As the clean energy revolution powers ahead, Lion Energy (ASX: LIO) is shouldering into the space after receiving firm commitments to raise $2.8 million to pursue possible green hydrogen development on Seram Island in Indonesia.
The green hydrogen industry is growing across the globe with the Australian Government announcing only this week it was committing $275.5 million towards developing four hydrogen hubs across the country over five years.
This commitment builds on last year’s promise to invest $70.2 million to develop one hydrogen hub.
Peak Asset Management leads placement
To chase its new hydrogen strategy, Peak Asset Management is leading the placement, which has seen Lion receive firm commitments to raise $2.8 million.
Shares will be issued at $0.03 each and have a 1:1 option with a strike price of $0.04 and two-year expiry.
Lion executive chairman Tom Soulsby said the company was pleased to work with Peak to support its foray into the clean energy sector.
“Peak brings a wealth of experience in supporting companies with green hydrogen and renewable energy investment businesses in Australia,” Mr Soulsby added.
Directors put own cash behind hydrogen strategy

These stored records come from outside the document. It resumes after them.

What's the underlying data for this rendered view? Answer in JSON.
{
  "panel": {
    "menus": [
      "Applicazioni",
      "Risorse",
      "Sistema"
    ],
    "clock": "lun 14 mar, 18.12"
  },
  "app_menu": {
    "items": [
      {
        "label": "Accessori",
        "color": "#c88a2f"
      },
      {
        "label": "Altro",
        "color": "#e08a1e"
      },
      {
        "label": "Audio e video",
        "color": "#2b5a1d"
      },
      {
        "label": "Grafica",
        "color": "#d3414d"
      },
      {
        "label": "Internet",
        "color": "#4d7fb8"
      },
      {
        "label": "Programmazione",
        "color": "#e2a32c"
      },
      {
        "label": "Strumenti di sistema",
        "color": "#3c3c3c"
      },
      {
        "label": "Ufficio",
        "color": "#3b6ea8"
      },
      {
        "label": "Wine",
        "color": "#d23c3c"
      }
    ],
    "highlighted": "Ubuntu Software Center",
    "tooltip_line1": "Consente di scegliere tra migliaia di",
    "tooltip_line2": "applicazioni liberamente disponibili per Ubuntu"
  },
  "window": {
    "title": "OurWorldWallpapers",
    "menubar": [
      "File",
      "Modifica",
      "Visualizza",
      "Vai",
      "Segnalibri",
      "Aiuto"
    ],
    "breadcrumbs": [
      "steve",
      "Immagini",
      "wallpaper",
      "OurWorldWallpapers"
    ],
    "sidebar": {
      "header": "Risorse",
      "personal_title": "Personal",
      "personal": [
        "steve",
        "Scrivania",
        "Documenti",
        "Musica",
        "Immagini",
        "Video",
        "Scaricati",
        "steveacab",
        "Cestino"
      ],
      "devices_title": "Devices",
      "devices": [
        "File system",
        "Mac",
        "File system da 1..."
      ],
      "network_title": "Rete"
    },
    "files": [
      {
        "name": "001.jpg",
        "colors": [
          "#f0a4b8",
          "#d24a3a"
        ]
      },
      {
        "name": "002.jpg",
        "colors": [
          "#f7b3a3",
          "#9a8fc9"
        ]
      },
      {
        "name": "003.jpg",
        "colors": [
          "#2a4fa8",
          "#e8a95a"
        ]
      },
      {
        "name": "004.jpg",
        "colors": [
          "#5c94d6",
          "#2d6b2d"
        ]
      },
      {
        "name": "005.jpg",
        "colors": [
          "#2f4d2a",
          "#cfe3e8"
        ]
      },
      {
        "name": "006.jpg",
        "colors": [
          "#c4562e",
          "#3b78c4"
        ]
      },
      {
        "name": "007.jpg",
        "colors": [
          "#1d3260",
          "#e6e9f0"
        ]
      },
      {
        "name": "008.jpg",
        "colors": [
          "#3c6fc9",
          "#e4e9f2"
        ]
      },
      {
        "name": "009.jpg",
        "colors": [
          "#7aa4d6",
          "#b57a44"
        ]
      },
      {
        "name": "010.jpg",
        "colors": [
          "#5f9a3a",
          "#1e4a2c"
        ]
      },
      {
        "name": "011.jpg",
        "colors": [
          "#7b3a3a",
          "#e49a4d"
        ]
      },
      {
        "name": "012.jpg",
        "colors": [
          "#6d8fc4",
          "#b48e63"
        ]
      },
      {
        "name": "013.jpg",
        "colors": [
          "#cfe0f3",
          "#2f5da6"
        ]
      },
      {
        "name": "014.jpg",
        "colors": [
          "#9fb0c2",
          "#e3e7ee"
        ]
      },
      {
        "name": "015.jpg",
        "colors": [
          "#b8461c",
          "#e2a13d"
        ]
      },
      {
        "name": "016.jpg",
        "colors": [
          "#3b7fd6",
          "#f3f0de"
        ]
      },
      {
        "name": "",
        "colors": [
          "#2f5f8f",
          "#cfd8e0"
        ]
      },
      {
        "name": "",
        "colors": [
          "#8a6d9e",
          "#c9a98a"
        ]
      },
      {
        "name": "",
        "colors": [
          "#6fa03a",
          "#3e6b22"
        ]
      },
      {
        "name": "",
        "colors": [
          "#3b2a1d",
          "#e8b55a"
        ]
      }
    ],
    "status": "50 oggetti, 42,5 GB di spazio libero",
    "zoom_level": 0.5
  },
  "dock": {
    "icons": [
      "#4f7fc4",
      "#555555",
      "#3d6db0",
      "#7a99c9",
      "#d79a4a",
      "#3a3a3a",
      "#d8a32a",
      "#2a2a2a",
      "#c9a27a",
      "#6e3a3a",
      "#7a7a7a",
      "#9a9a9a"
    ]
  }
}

The capital raising will be completed in three tranches with the first equating to $993,000 and issued today.
The second tranche is via convertible notes to new and existing shareholders and amounting to $1.5 million.

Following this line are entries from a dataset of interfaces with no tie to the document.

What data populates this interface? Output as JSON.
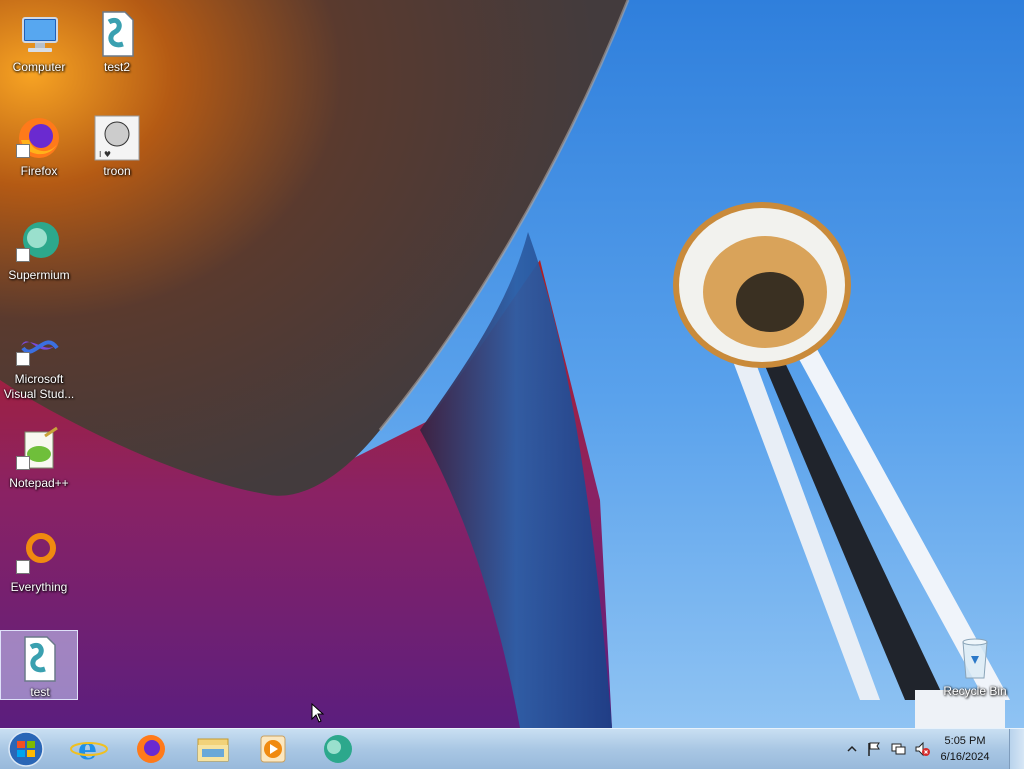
{
  "desktop_icons": [
    {
      "name": "computer",
      "label": "Computer"
    },
    {
      "name": "test2",
      "label": "test2"
    },
    {
      "name": "firefox",
      "label": "Firefox"
    },
    {
      "name": "troon",
      "label": "troon"
    },
    {
      "name": "supermium",
      "label": "Supermium"
    },
    {
      "name": "visual-studio",
      "label": "Microsoft Visual Stud..."
    },
    {
      "name": "notepadpp",
      "label": "Notepad++"
    },
    {
      "name": "everything",
      "label": "Everything"
    },
    {
      "name": "test",
      "label": "test",
      "selected": true
    },
    {
      "name": "recycle-bin",
      "label": "Recycle Bin"
    }
  ],
  "taskbar": {
    "pinned": [
      "internet-explorer-icon",
      "firefox-icon",
      "file-explorer-icon",
      "media-player-icon",
      "supermium-icon"
    ],
    "clock": {
      "time": "5:05 PM",
      "date": "6/16/2024"
    },
    "tray_icons": [
      "show-hidden-icons",
      "action-center-flag-icon",
      "network-icon",
      "volume-muted-icon"
    ]
  },
  "colors": {
    "sky": "#3a86dd",
    "taskbar": "#b4cfe8",
    "selection": "#cdd7ff"
  }
}
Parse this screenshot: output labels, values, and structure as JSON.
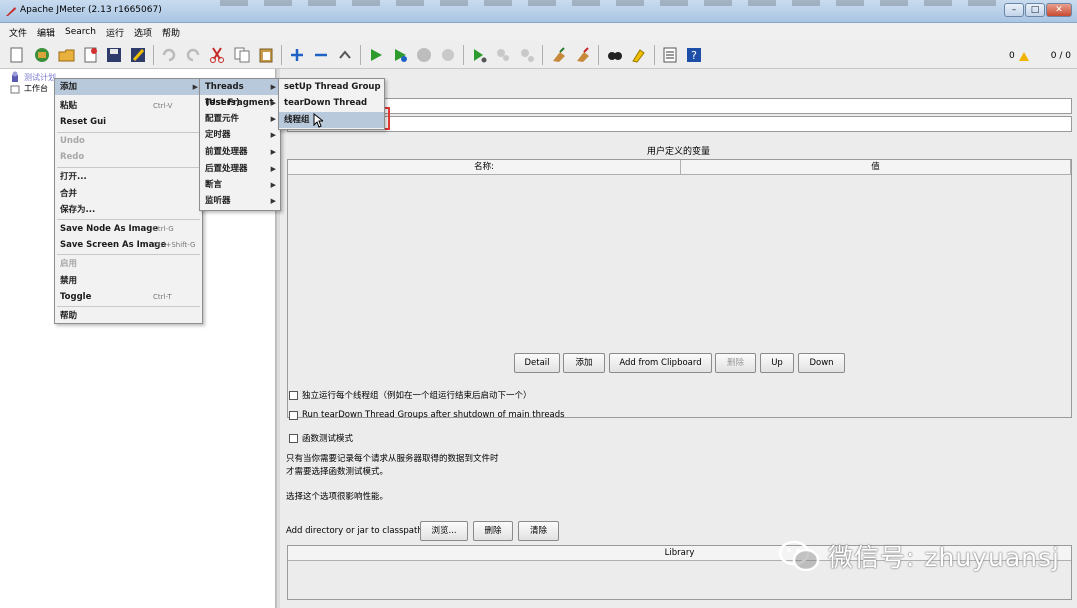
{
  "window": {
    "title": "Apache JMeter (2.13 r1665067)",
    "min": "–",
    "max": "□",
    "close": "✕"
  },
  "menubar": [
    "文件",
    "编辑",
    "Search",
    "运行",
    "选项",
    "帮助"
  ],
  "toolbar": {
    "status_warn": "0",
    "status_threads": "0 / 0"
  },
  "tree": {
    "root": "测试计划",
    "child": "工作台"
  },
  "panel": {
    "udv_title": "用户定义的变量",
    "col_name": "名称:",
    "col_value": "值",
    "buttons": [
      "Detail",
      "添加",
      "Add from Clipboard",
      "删除",
      "Up",
      "Down"
    ],
    "opt1": "独立运行每个线程组（例如在一个组运行结束后启动下一个）",
    "opt2": "Run tearDown Thread Groups after shutdown of main threads",
    "opt3": "函数测试模式",
    "note1": "只有当你需要记录每个请求从服务器取得的数据到文件时",
    "note2": "才需要选择函数测试模式。",
    "note3": "选择这个选项很影响性能。",
    "classpath_label": "Add directory or jar to classpath",
    "classpath_buttons": [
      "浏览...",
      "删除",
      "清除"
    ],
    "library_col": "Library"
  },
  "context_menu": [
    {
      "label": "添加"
    },
    {
      "label": "粘贴",
      "shortcut": "Ctrl-V"
    },
    {
      "label": "Reset Gui"
    },
    {
      "label": "Undo"
    },
    {
      "label": "Redo"
    },
    {
      "label": "打开..."
    },
    {
      "label": "合并"
    },
    {
      "label": "保存为..."
    },
    {
      "label": "Save Node As Image",
      "shortcut": "Ctrl-G"
    },
    {
      "label": "Save Screen As Image",
      "shortcut": "Ctrl+Shift-G"
    },
    {
      "label": "启用"
    },
    {
      "label": "禁用"
    },
    {
      "label": "Toggle",
      "shortcut": "Ctrl-T"
    },
    {
      "label": "帮助"
    }
  ],
  "add_submenu": [
    "Threads (Users)",
    "Test Fragment",
    "配置元件",
    "定时器",
    "前置处理器",
    "后置处理器",
    "断言",
    "监听器"
  ],
  "threads_submenu": [
    "setUp Thread Group",
    "tearDown Thread Group",
    "线程组"
  ],
  "watermark": "微信号: zhuyuansj"
}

Under the third tranche, Lion directors have committed $350,000 in total, with Mr Soulsby personally putting $100,000 of his cash to back the clean energy strategy.
Executive director Damien Servant will throw in $50,000 of his own money, with remaining directors Christ Newton ($50,000), Zane Lewis ($100,000) and Russell Brimage ($50,000) also participating.
Green hydrogen plans
Placement proceeds will be used to explore green hydrogen opportunities in Australia.
Proceeds will also facilitate the company’s evaluation of hydrogen production on Seram Island in Indonesia.
Unlike fossil fuels, hydrogen does not create carbon dioxide when burned and therefore does not contribute to global warming.